However, this hero, Hanson, has a mean streak he struggles to suppress, a drinking problem, nightmares, and insomnia. He sublimates fear, perhaps in the hope that he will die and not have to worry about what he should do next in life. He may feel unworthy of love himself, but his actions express his optimism and hope for his fellow citizens. His first reaction may be to kill, but his first outward action usually is kindness. He is Mr. Complexity.

Hanson’s world is perhaps Oakland of 1984 or so. (I think Anderson dropped lots of hints, but I was too ignorant to grasp them.) In this world black/white tensions are tightly humming and police corruption is a given. Hanson meets many characters in the shadowy night world he patrols. He has no partner because of budget constraints, so his human conversations are pretty much solely with the denizens of the tough, poor sections of black Oakland. He tries to see past their crimes, complaints, and complicity, and instead sees the individual struggles and honors that. Plus, he really doesn’t like to do paperwork. (Although his one accolade from his hostile superiors is that he writes a good report.) He is the master of disarming ignitable situations by himself. He quiets drunk bar customers and a crowd of screaming people with equal finesse.

Throughout a large part of the book, a large black rabbit, first met in the grounds of a Buddhist temple, sporadically hops through scenes, sometimes as inspiration, sometimes as savior. It’s all part of Anderson’s quirky world view, and it’s a balance against the venality he also describes.

Here is Anderson describing Hanson’s “bravery” and indifference:

But he wasn’t brave, or even crazy, he just wasn’t afraid, only angry sometimes. He was supposed to have died over there in the war. He worried sometimes that he might fuck up, get somebody else killed, do something careless and look stupid when he died. He didn’t want that, and, of course, he hoped it wouldn’t hurt too much or take too long when it happened. It was that simple, and he kept it a secret.
Look for Anderson's scene in which the green sun of the title appears. It's a captivating piece of writing.

Periodically, Anderson tells us Hanson is sleeping. Then a scene follows that might be his dream/nightmare, or it might be what is continuing on in his world without him. Whichever, it has the feel of a dreamlike grim fairy tale. Anderson’s art is combining realism and dream into a book that is entertaining and fine. The short takes on Hanson’s call-outs are illuminative and humbling.

MBTB star!


  1. It's the Mormon temple in Oakland, isn' it? Quite the opposite of Buddhist.

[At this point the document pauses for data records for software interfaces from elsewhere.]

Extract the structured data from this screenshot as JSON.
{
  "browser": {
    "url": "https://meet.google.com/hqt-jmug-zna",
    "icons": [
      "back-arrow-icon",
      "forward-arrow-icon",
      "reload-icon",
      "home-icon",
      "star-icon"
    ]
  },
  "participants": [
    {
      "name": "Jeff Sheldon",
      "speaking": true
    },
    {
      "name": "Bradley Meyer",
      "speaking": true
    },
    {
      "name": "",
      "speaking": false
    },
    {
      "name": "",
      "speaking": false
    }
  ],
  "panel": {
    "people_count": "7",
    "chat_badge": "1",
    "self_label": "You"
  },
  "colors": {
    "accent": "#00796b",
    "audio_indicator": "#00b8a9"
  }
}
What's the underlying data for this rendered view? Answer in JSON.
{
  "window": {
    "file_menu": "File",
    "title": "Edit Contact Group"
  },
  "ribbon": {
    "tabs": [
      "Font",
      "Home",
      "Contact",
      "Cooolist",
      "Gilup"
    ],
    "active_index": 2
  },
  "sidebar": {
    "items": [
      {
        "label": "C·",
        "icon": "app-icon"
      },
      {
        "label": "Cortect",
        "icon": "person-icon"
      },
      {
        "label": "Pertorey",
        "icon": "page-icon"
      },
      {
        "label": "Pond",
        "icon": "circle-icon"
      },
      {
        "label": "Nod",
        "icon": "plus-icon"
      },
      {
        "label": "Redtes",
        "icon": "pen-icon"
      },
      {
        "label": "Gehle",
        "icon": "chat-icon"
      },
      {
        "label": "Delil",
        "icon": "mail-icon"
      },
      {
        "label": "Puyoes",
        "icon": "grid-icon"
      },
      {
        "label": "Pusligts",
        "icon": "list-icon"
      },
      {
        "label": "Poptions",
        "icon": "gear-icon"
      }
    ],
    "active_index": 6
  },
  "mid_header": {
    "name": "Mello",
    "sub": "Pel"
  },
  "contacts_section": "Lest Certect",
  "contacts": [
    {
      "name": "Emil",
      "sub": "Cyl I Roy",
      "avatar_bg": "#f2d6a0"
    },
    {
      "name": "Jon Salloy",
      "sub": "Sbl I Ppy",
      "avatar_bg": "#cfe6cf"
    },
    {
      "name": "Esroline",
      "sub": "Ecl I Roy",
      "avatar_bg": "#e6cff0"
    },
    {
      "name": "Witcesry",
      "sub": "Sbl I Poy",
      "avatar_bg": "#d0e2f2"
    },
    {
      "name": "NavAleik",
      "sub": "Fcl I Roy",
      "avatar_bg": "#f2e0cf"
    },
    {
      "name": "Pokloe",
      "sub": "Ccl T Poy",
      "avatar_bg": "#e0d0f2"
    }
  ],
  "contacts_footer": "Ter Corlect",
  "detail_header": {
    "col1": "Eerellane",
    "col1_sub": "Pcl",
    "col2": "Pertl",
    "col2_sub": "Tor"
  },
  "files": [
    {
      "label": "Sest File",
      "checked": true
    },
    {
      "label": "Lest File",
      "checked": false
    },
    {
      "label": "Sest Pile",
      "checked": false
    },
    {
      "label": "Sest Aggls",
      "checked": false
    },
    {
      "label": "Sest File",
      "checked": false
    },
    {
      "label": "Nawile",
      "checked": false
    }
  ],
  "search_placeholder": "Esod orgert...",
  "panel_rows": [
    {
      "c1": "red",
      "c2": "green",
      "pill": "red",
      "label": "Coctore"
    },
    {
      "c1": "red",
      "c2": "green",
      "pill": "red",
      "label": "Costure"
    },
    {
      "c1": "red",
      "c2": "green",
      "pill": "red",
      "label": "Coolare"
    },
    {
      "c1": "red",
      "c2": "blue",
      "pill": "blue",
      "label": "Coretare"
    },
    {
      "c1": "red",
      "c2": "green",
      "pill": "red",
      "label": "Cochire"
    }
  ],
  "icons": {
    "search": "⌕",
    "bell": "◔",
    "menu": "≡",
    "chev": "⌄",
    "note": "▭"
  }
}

  2. Hmm. Could be. I don't have the book anymore, so I can't check it. Would the meaning of the rabbit change?

  3. Apologies for my slipshod temple reference. It IS a Mormon temple!